● Listed records

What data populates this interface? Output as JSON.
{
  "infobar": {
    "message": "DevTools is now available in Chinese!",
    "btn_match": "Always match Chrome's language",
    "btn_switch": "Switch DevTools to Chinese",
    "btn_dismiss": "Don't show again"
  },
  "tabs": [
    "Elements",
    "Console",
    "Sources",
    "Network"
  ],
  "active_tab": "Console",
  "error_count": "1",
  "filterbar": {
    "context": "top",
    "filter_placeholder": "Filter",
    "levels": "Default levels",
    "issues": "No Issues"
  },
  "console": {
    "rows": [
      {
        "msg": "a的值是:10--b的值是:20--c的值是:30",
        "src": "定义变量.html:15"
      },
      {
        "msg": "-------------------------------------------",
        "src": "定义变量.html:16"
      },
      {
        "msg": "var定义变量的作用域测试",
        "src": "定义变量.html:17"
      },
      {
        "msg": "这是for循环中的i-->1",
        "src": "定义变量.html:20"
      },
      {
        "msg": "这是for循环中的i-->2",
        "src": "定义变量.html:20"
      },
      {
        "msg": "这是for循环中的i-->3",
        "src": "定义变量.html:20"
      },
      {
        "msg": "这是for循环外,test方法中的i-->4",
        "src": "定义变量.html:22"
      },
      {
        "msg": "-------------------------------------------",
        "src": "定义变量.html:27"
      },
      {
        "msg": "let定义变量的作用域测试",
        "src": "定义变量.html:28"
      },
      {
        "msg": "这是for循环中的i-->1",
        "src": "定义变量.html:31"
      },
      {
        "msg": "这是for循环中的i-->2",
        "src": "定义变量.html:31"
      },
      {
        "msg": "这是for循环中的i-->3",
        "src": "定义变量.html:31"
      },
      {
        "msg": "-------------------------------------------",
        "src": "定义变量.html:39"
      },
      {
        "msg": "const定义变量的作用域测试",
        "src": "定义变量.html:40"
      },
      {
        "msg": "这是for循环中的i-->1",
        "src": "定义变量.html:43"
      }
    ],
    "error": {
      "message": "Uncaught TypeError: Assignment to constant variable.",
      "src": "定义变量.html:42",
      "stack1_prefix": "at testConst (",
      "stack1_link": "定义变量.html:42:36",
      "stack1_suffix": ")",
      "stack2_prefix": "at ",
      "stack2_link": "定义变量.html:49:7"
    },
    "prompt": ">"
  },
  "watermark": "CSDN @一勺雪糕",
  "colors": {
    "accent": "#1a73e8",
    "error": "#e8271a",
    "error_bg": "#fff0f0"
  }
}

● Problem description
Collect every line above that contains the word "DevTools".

● Exercise output
    "message": "DevTools is now available in Chinese!",
    "btn_switch": "Switch DevTools to Chinese",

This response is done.